◆ PROBLEM TO WORK ON:
Copy all lines containing the string "chevron" from the records below.

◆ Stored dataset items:

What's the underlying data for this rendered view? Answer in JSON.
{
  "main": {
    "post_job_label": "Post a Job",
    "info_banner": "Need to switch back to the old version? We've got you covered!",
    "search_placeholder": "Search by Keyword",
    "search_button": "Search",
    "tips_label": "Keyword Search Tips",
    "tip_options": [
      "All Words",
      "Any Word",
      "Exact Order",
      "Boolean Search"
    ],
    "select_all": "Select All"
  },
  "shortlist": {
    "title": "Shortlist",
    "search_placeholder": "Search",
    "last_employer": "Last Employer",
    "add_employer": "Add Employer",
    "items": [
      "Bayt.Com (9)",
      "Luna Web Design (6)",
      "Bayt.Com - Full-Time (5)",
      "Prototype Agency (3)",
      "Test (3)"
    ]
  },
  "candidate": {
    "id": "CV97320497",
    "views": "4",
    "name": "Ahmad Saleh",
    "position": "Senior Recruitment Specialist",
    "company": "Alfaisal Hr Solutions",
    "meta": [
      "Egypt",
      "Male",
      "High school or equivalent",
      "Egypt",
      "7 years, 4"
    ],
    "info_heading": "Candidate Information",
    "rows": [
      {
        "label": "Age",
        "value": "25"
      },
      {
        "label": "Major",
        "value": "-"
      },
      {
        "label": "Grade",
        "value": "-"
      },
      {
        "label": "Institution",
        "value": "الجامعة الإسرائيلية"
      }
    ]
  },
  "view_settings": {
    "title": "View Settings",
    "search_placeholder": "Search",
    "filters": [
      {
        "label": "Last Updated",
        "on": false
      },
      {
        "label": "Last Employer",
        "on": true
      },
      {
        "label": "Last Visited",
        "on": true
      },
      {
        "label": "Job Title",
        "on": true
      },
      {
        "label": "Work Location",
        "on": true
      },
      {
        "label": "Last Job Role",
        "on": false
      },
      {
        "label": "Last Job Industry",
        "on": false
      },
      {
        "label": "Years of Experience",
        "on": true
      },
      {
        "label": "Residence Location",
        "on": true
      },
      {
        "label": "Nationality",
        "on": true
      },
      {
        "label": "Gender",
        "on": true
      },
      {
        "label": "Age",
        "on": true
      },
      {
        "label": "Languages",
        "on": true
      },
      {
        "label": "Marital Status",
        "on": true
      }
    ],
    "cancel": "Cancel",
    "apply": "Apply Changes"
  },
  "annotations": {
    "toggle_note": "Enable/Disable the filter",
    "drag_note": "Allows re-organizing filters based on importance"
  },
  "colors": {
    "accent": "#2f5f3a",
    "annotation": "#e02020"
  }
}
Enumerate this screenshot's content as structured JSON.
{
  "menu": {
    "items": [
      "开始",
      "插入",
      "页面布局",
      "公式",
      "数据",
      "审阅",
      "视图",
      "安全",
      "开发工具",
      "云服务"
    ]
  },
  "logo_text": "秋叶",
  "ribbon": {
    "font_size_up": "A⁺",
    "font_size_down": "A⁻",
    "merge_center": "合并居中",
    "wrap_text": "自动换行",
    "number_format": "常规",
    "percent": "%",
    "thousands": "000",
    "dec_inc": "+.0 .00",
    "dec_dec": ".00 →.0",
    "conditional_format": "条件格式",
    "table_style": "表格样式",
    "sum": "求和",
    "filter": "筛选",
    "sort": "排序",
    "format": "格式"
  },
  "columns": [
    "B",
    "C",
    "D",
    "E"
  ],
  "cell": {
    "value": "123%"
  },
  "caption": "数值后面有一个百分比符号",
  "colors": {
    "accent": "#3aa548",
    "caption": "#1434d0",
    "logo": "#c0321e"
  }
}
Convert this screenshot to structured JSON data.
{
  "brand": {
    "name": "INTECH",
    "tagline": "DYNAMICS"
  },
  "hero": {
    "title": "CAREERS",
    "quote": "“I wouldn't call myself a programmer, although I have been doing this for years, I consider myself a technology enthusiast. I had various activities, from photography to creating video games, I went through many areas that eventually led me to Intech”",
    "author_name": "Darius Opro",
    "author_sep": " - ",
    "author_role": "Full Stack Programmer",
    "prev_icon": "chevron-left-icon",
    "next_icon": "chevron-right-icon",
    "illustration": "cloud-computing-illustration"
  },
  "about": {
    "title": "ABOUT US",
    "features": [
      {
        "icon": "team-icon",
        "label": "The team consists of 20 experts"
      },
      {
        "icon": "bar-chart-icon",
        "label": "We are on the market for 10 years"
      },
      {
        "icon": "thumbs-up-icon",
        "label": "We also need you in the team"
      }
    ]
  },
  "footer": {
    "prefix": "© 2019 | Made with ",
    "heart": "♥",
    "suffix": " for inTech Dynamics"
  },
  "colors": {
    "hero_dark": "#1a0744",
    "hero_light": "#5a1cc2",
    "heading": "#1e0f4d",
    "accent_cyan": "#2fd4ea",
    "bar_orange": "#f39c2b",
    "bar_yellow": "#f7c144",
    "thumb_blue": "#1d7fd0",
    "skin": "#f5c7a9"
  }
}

◆ TASK SOLUTION:
    "prev_icon": "chevron-left-icon",
    "next_icon": "chevron-right-icon",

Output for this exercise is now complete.